Tuesday, March 31, 2009
day 24-The longest day
Everyone was up early, and was nervous about our 111 mile day. Many of us had never done a century and this was 11 miles more than that!!!! We got going at the crack of dawn, and headed down Route 90. The first twenty miles were wonderful. The birds were singing and the wind was mild. The sun came up and the world was perfect. We made great time. After the first SAG stop, the wind began to pick up. It pressed against us, but was still tolerable, but the ride was getting harder. We had another SAG stop at mile forty, and then had a lunch stop, where Linda, our chef would be waiting with good nutritious and filling food for us. Those next twenty miles consisted of the same rolling hills we had had the first forty miles, but the wind continued to pick up. It was now shoving us back, slowing us down. The road was cut through some of the hills and there was a swirling and whirling around us. As we moved onto the open road, we got a cross gust from the east an the the west.
The road surface of the shoulder was rough chip seal.

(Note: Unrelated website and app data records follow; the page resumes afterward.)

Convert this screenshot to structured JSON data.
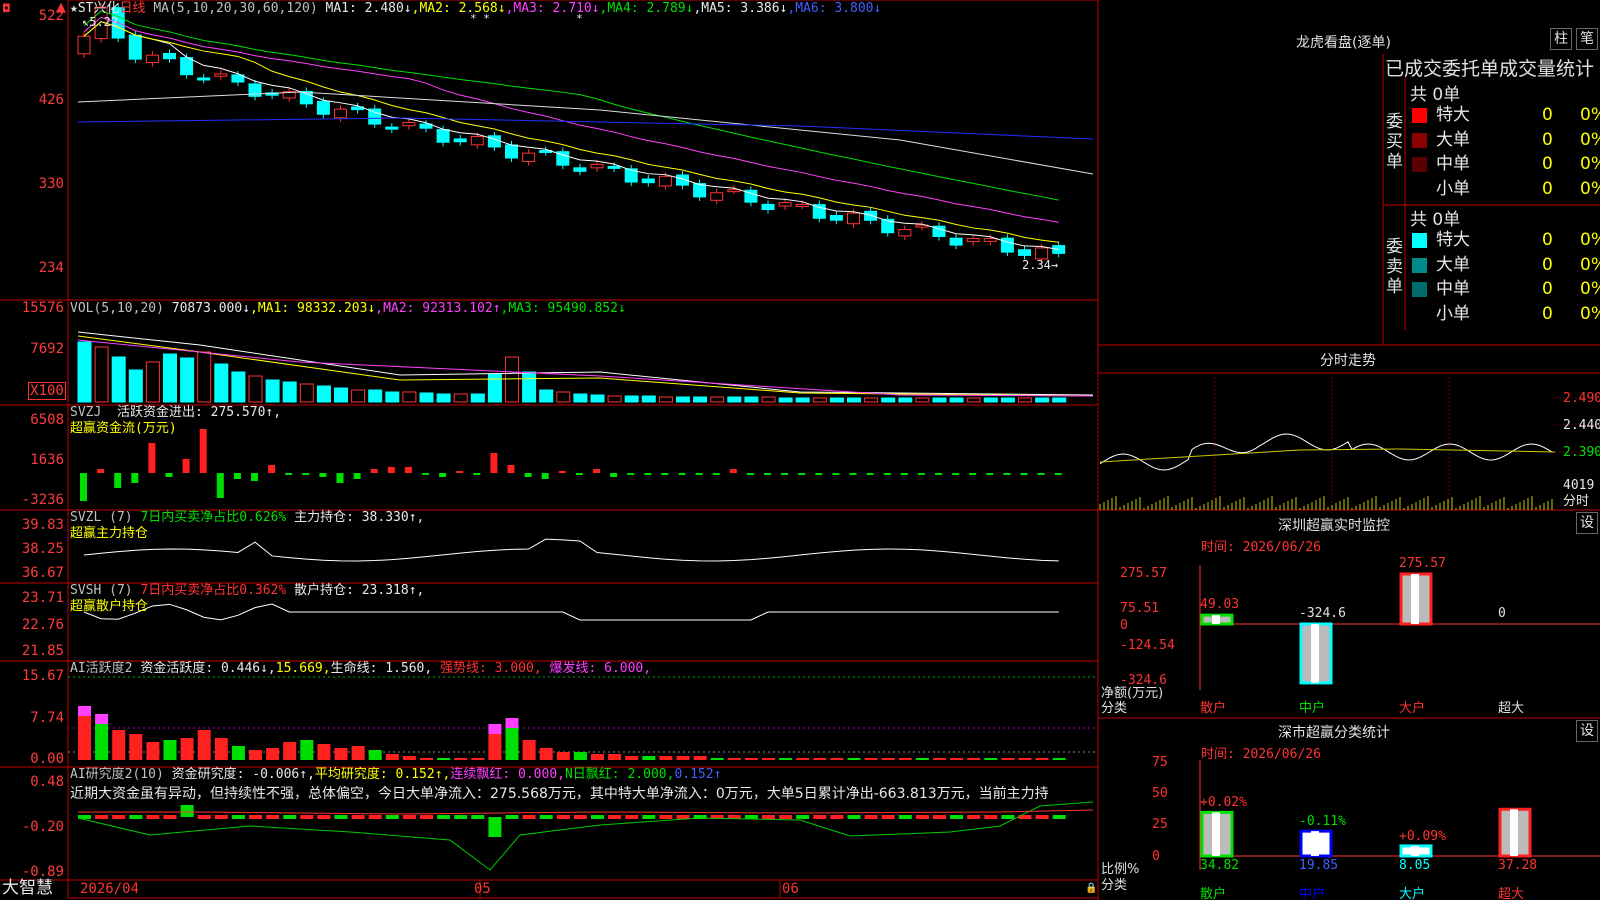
{
  "stock": {
    "name": "ST兴化",
    "period": "日线",
    "high_mark": "5.22",
    "low_mark": "2.34"
  },
  "price_axis": [
    "522",
    "426",
    "330",
    "234"
  ],
  "ma_line": {
    "label": "MA(5,10,20,30,60,120)",
    "items": [
      {
        "name": "MA1",
        "value": "2.480↓"
      },
      {
        "name": "MA2",
        "value": "2.568↓"
      },
      {
        "name": "MA3",
        "value": "2.710↓"
      },
      {
        "name": "MA4",
        "value": "2.789↓"
      },
      {
        "name": "MA5",
        "value": "3.386↓"
      },
      {
        "name": "MA6",
        "value": "3.800↓"
      }
    ]
  },
  "vol_axis": [
    "15576",
    "7692",
    "X100"
  ],
  "vol_line": {
    "label": "VOL(5,10,20)",
    "value": "70873.000↓",
    "items": [
      {
        "name": "MA1",
        "value": "98332.203↓"
      },
      {
        "name": "MA2",
        "value": "92313.102↑"
      },
      {
        "name": "MA3",
        "value": "95490.852↓"
      }
    ]
  },
  "svzj": {
    "axis": [
      "6508",
      "1636",
      "-3236"
    ],
    "label": "SVZJ",
    "desc": "活跃资金进出: 275.570↑,",
    "sub": "超赢资金流(万元)"
  },
  "svzl": {
    "axis": [
      "39.83",
      "38.25",
      "36.67"
    ],
    "label": "SVZL (7)",
    "ratio": "7日内买卖净占比0.626%",
    "hold": "主力持仓: 38.330↑,",
    "sub": "超赢主力持仓"
  },
  "svsh": {
    "axis": [
      "23.71",
      "22.76",
      "21.85"
    ],
    "label": "SVSH (7)",
    "ratio": "7日内买卖净占比0.362%",
    "hold": "散户持仓: 23.318↑,",
    "sub": "超赢散户持仓"
  },
  "ai_active": {
    "axis": [
      "15.67",
      "7.74",
      "0.00"
    ],
    "label": "AI活跃度2",
    "a": "资金活跃度: 0.446↓,",
    "b": "15.669,",
    "c": "生命线: 1.560,",
    "d": "强势线: 3.000,",
    "e": "爆发线: 6.000,"
  },
  "ai_research": {
    "axis": [
      "0.48",
      "-0.20",
      "-0.89"
    ],
    "label": "AI研究度2(10)",
    "a": "资金研究度: -0.006↑,",
    "b": "平均研究度: 0.152↑,",
    "c": "连续飘红: 0.000,",
    "d": "N日飘红: 2.000,",
    "e": "0.152↑",
    "note": "近期大资金虽有异动，但持续性不强，总体偏空，今日大单净流入：275.568万元，其中特大单净流入：0万元，大单5日累计净出-663.813万元，当前主力持"
  },
  "bottom": {
    "brand": "大智慧",
    "dates": [
      "2026/04",
      "05",
      "06"
    ]
  },
  "dragon": {
    "title": "龙虎看盘(逐单)",
    "btn1": "柱",
    "btn2": "笔",
    "header": "已成交委托单成交量统计",
    "buy": {
      "side": "委买单",
      "total": "共 0单",
      "rows": [
        {
          "label": "特大",
          "num": "0",
          "pct": "0%",
          "color": "#ff0000"
        },
        {
          "label": "大单",
          "num": "0",
          "pct": "0%",
          "color": "#8b0000"
        },
        {
          "label": "中单",
          "num": "0",
          "pct": "0%",
          "color": "#5a0000"
        },
        {
          "label": "小单",
          "num": "0",
          "pct": "0%",
          "color": "#000000"
        }
      ]
    },
    "sell": {
      "side": "委卖单",
      "total": "共 0单",
      "rows": [
        {
          "label": "特大",
          "num": "0",
          "pct": "0%",
          "color": "#00ffff"
        },
        {
          "label": "大单",
          "num": "0",
          "pct": "0%",
          "color": "#008b8b"
        },
        {
          "label": "中单",
          "num": "0",
          "pct": "0%",
          "color": "#006b6b"
        },
        {
          "label": "小单",
          "num": "0",
          "pct": "0%",
          "color": "#000000"
        }
      ]
    }
  },
  "intraday": {
    "title": "分时走势",
    "axis": [
      "2.490",
      "2.440",
      "2.390",
      "4019",
      "分时"
    ]
  },
  "monitor": {
    "title": "深圳超赢实时监控",
    "btn": "设",
    "time": "时间: 2026/06/26",
    "axis": [
      "275.57",
      "75.51",
      "0",
      "-124.54",
      "-324.6"
    ],
    "ylabel": "净额(万元)",
    "xlabel": "分类",
    "cats": [
      "散户",
      "中户",
      "大户",
      "超大"
    ],
    "values": [
      "49.03",
      "-324.6",
      "275.57",
      "0"
    ]
  },
  "classify": {
    "title": "深市超赢分类统计",
    "btn": "设",
    "time": "时间: 2026/06/26",
    "axis": [
      "75",
      "50",
      "25",
      "0"
    ],
    "ylabel": "比例%",
    "xlabel": "分类",
    "cats": [
      "散户",
      "中户",
      "大户",
      "超大"
    ],
    "values": [
      "34.82",
      "19.85",
      "8.05",
      "37.28"
    ],
    "changes": [
      "+0.02%",
      "-0.11%",
      "+0.09%",
      ""
    ]
  }
}
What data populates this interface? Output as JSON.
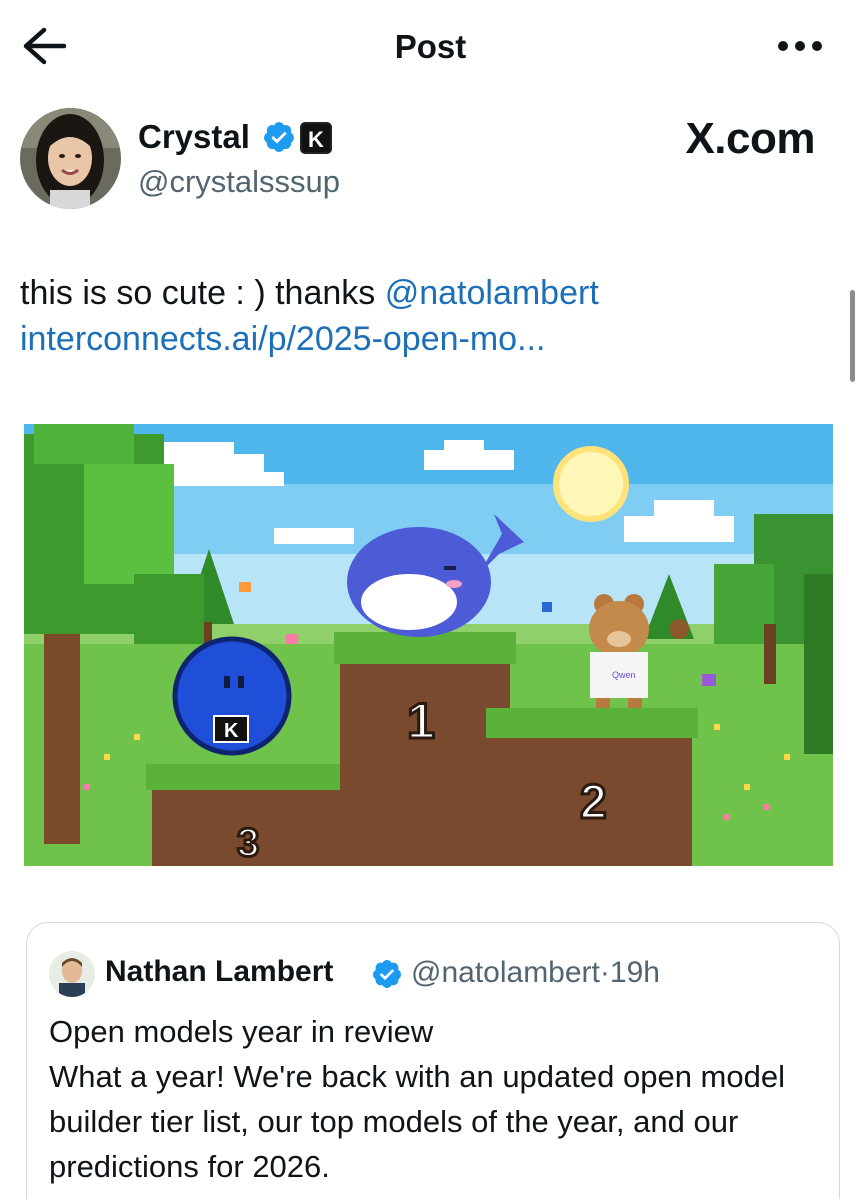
{
  "header": {
    "title": "Post",
    "back_icon": "arrow-left-icon",
    "more_icon": "more-horizontal-icon"
  },
  "post": {
    "author_name": "Crystal",
    "author_handle": "@crystalsssup",
    "verified_icon": "verified-badge-icon",
    "affiliate_badge": "K",
    "source_label": "X.com",
    "text_before_mention": "this is so cute : ) thanks ",
    "mention": "@natolambert",
    "link": "interconnects.ai/p/2025-open-mo...",
    "image": {
      "podium_labels": [
        "1",
        "2",
        "3"
      ],
      "shirt_text": "Qwen",
      "ball_badge": "K"
    }
  },
  "quote": {
    "author_name": "Nathan Lambert",
    "author_handle": "@natolambert",
    "separator": "·",
    "time": "19h",
    "title": "Open models year in review",
    "body": "What a year! We're back with an updated open model builder tier list, our top models of the year, and our predictions for 2026."
  },
  "colors": {
    "link": "#1d70b8",
    "verified": "#1d9bf0",
    "secondary_text": "#536471"
  }
}
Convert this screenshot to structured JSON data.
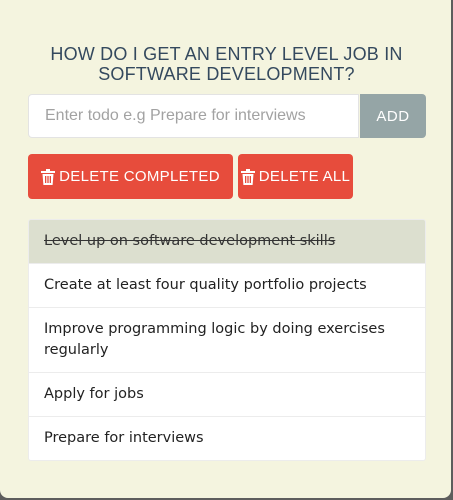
{
  "app": {
    "title_line1": "HOW DO I GET AN ENTRY LEVEL JOB IN",
    "title_line2": "SOFTWARE DEVELOPMENT?"
  },
  "input": {
    "placeholder": "Enter todo e.g Prepare for interviews",
    "value": ""
  },
  "buttons": {
    "add_label": "ADD",
    "delete_completed_label": "DELETE COMPLETED",
    "delete_all_label": "DELETE ALL",
    "danger_color": "#e74c3c",
    "add_color": "#95a5a6",
    "icon": "trash-icon"
  },
  "todos": [
    {
      "text": "Level up on software development skills",
      "completed": true
    },
    {
      "text": "Create at least four quality portfolio projects",
      "completed": false
    },
    {
      "text": "Improve programming logic by doing exercises regularly",
      "completed": false
    },
    {
      "text": "Apply for jobs",
      "completed": false
    },
    {
      "text": "Prepare for interviews",
      "completed": false
    }
  ]
}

The traffic was usually considerate, but occasionally heedless, and so most of us stayed on the shoulder. As we moved forward the wind whistled and howled so that communication was impossible, and you couldn't even hear trucks from behind. Of course being on the shoulder, which was very wide, kept us safe. I ended up singing songs to myself to keep my cadence and spirits up. In spite of the wind, I liked the scenery, when I braved looking around. I finally came to lunch. The food was great, but the thought of 51 more miles into the wind was intimidating. Now, you may ask just how strong the wind was, and I can only guess. One of the women, who routinely rides in twenty mph winds was estimating that it was thirty with stronger gusts. I can tell you that on the downhills we had, you had to continue to pedal hard to keep moving. Uphill, in the lee ofthe wind was actually almost easier. The next eighty miles went by, pedal stroke, by pedal stroke. It seemed endless. Hands vibrating, howling wind, feet vibrating, seat jostling in the road surface. Hill after hill, climbing pedaling down to keep going, then up again, cross winds pushing you one way then the other and toward the road.
After eighty the SAG was there every five miles. A lot of the women called it quits at sixty, and believe me they had already had a very, very hard ride. I was with a group determined to complete the ride, but my personal goal was to get to a century...my first.
We kept going those last twenty miles. I realized, that in spite of drinking lots and lots of water (well over eighty ounces) plus a waterbottle of gatorade, I was very dry. I was unbelievably tired.
Finally, I hit the hundred mile point. I cheered the others on and collapsed into the SAG wagon, exhausted. My first century at half a century old, was a tough one. Later at dinner, several seasoned cyclist told me that that would be the hardest century I would ever do....and it was more like one and a half or two centuries. I don't know about that, but it was an accomplishment that I am proud of. I wish I had had the fortitude to continue...I was SO proud of those who did all 111 miles. Six of the twenty one women made that distance.